* DESCRIPTION OF THE TASK *
Please print out every entry below, verbatim.

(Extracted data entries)
------------------------------------------------

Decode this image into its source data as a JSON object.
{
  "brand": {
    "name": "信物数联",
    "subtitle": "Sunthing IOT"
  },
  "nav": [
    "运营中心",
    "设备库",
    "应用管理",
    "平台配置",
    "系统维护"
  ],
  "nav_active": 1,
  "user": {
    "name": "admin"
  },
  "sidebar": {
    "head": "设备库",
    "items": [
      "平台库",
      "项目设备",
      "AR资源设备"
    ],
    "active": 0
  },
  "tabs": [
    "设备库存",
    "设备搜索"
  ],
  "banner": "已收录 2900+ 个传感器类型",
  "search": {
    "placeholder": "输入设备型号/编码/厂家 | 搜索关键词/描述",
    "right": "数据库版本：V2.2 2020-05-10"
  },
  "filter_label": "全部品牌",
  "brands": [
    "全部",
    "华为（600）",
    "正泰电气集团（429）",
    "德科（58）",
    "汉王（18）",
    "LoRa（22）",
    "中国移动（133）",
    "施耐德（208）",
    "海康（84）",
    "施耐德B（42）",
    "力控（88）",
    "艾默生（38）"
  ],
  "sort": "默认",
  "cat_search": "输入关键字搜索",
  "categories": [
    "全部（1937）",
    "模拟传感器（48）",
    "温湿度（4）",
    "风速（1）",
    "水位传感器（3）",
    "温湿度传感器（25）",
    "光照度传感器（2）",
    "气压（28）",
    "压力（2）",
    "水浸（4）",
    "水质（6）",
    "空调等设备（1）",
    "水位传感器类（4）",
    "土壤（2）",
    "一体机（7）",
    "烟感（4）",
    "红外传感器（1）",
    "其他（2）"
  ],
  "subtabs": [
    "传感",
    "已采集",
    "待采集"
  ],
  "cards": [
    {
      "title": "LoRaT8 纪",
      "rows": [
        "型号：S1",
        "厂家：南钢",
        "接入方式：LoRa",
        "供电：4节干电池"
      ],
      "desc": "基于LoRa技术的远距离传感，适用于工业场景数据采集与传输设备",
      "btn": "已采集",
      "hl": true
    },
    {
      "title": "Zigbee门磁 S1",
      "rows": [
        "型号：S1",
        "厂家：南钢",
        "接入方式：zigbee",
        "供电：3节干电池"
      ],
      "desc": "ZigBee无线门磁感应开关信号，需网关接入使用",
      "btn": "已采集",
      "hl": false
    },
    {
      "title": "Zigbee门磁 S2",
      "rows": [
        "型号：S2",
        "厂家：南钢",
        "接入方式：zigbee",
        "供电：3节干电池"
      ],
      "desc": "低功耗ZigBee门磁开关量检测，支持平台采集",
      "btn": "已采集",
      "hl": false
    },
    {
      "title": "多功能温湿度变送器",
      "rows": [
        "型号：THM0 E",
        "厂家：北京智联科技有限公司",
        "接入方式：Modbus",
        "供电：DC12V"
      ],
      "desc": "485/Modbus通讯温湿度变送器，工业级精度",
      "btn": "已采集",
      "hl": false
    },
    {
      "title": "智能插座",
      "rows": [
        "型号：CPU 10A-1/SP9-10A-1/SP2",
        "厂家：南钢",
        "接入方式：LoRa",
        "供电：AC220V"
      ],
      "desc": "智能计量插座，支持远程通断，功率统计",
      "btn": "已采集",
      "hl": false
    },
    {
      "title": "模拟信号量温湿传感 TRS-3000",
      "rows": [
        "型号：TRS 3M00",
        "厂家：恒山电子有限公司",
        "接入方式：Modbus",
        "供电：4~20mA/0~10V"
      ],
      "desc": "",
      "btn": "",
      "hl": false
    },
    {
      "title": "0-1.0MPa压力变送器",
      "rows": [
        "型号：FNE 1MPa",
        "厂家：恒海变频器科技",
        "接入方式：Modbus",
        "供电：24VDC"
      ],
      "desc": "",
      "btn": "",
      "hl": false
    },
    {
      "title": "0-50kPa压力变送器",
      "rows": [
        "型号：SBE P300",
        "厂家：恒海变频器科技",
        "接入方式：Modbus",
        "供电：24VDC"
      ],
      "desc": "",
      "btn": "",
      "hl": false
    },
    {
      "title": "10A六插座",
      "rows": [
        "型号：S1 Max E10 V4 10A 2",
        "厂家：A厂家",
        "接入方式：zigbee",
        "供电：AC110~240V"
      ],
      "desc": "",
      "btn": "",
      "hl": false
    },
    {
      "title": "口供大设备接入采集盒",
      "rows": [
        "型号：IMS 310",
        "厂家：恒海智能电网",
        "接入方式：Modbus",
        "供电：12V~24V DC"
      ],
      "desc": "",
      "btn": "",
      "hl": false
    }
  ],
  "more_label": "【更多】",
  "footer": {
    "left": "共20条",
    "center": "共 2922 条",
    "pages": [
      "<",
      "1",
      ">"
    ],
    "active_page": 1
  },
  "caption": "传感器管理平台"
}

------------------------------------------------

* TASK OUTPUT *
Decode this image into its source data as a JSON object.
{
  "brand": {
    "name": "信物数联",
    "subtitle": "Sunthing IOT"
  },
  "nav": [
    "运营中心",
    "设备库",
    "应用管理",
    "平台配置",
    "系统维护"
  ],
  "nav_active": 1,
  "user": {
    "name": "admin"
  },
  "sidebar": {
    "head": "设备库",
    "items": [
      "平台库",
      "项目设备",
      "AR资源设备"
    ],
    "active": 0
  },
  "tabs": [
    "设备库存",
    "设备搜索"
  ],
  "banner": "已收录 2900+ 个传感器类型",
  "search": {
    "placeholder": "输入设备型号/编码/厂家 | 搜索关键词/描述",
    "right": "数据库版本：V2.2 2020-05-10"
  },
  "filter_label": "全部品牌",
  "brands": [
    "全部",
    "华为（600）",
    "正泰电气集团（429）",
    "德科（58）",
    "汉王（18）",
    "LoRa（22）",
    "中国移动（133）",
    "施耐德（208）",
    "海康（84）",
    "施耐德B（42）",
    "力控（88）",
    "艾默生（38）"
  ],
  "sort": "默认",
  "cat_search": "输入关键字搜索",
  "categories": [
    "全部（1937）",
    "模拟传感器（48）",
    "温湿度（4）",
    "风速（1）",
    "水位传感器（3）",
    "温湿度传感器（25）",
    "光照度传感器（2）",
    "气压（28）",
    "压力（2）",
    "水浸（4）",
    "水质（6）",
    "空调等设备（1）",
    "水位传感器类（4）",
    "土壤（2）",
    "一体机（7）",
    "烟感（4）",
    "红外传感器（1）",
    "其他（2）"
  ],
  "subtabs": [
    "传感",
    "已采集",
    "待采集"
  ],
  "cards": [
    {
      "title": "LoRaT8 纪",
      "rows": [
        "型号：S1",
        "厂家：南钢",
        "接入方式：LoRa",
        "供电：4节干电池"
      ],
      "desc": "基于LoRa技术的远距离传感，适用于工业场景数据采集与传输设备",
      "btn": "已采集",
      "hl": true
    },
    {
      "title": "Zigbee门磁 S1",
      "rows": [
        "型号：S1",
        "厂家：南钢",
        "接入方式：zigbee",
        "供电：3节干电池"
      ],
      "desc": "ZigBee无线门磁感应开关信号，需网关接入使用",
      "btn": "已采集",
      "hl": false
    },
    {
      "title": "Zigbee门磁 S2",
      "rows": [
        "型号：S2",
        "厂家：南钢",
        "接入方式：zigbee",
        "供电：3节干电池"
      ],
      "desc": "低功耗ZigBee门磁开关量检测，支持平台采集",
      "btn": "已采集",
      "hl": false
    },
    {
      "title": "多功能温湿度变送器",
      "rows": [
        "型号：THM0 E",
        "厂家：北京智联科技有限公司",
        "接入方式：Modbus",
        "供电：DC12V"
      ],
      "desc": "485/Modbus通讯温湿度变送器，工业级精度",
      "btn": "已采集",
      "hl": false
    },
    {
      "title": "智能插座",
      "rows": [
        "型号：CPU 10A-1/SP9-10A-1/SP2",
        "厂家：南钢",
        "接入方式：LoRa",
        "供电：AC220V"
      ],
      "desc": "智能计量插座，支持远程通断，功率统计",
      "btn": "已采集",
      "hl": false
    },
    {
      "title": "模拟信号量温湿传感 TRS-3000",
      "rows": [
        "型号：TRS 3M00",
        "厂家：恒山电子有限公司",
        "接入方式：Modbus",
        "供电：4~20mA/0~10V"
      ],
      "desc": "",
      "btn": "",
      "hl": false
    },
    {
      "title": "0-1.0MPa压力变送器",
      "rows": [
        "型号：FNE 1MPa",
        "厂家：恒海变频器科技",
        "接入方式：Modbus",
        "供电：24VDC"
      ],
      "desc": "",
      "btn": "",
      "hl": false
    },
    {
      "title": "0-50kPa压力变送器",
      "rows": [
        "型号：SBE P300",
        "厂家：恒海变频器科技",
        "接入方式：Modbus",
        "供电：24VDC"
      ],
      "desc": "",
      "btn": "",
      "hl": false
    },
    {
      "title": "10A六插座",
      "rows": [
        "型号：S1 Max E10 V4 10A 2",
        "厂家：A厂家",
        "接入方式：zigbee",
        "供电：AC110~240V"
      ],
      "desc": "",
      "btn": "",
      "hl": false
    },
    {
      "title": "口供大设备接入采集盒",
      "rows": [
        "型号：IMS 310",
        "厂家：恒海智能电网",
        "接入方式：Modbus",
        "供电：12V~24V DC"
      ],
      "desc": "",
      "btn": "",
      "hl": false
    }
  ],
  "more_label": "【更多】",
  "footer": {
    "left": "共20条",
    "center": "共 2922 条",
    "pages": [
      "<",
      "1",
      ">"
    ],
    "active_page": 1
  },
  "caption": "传感器管理平台"
}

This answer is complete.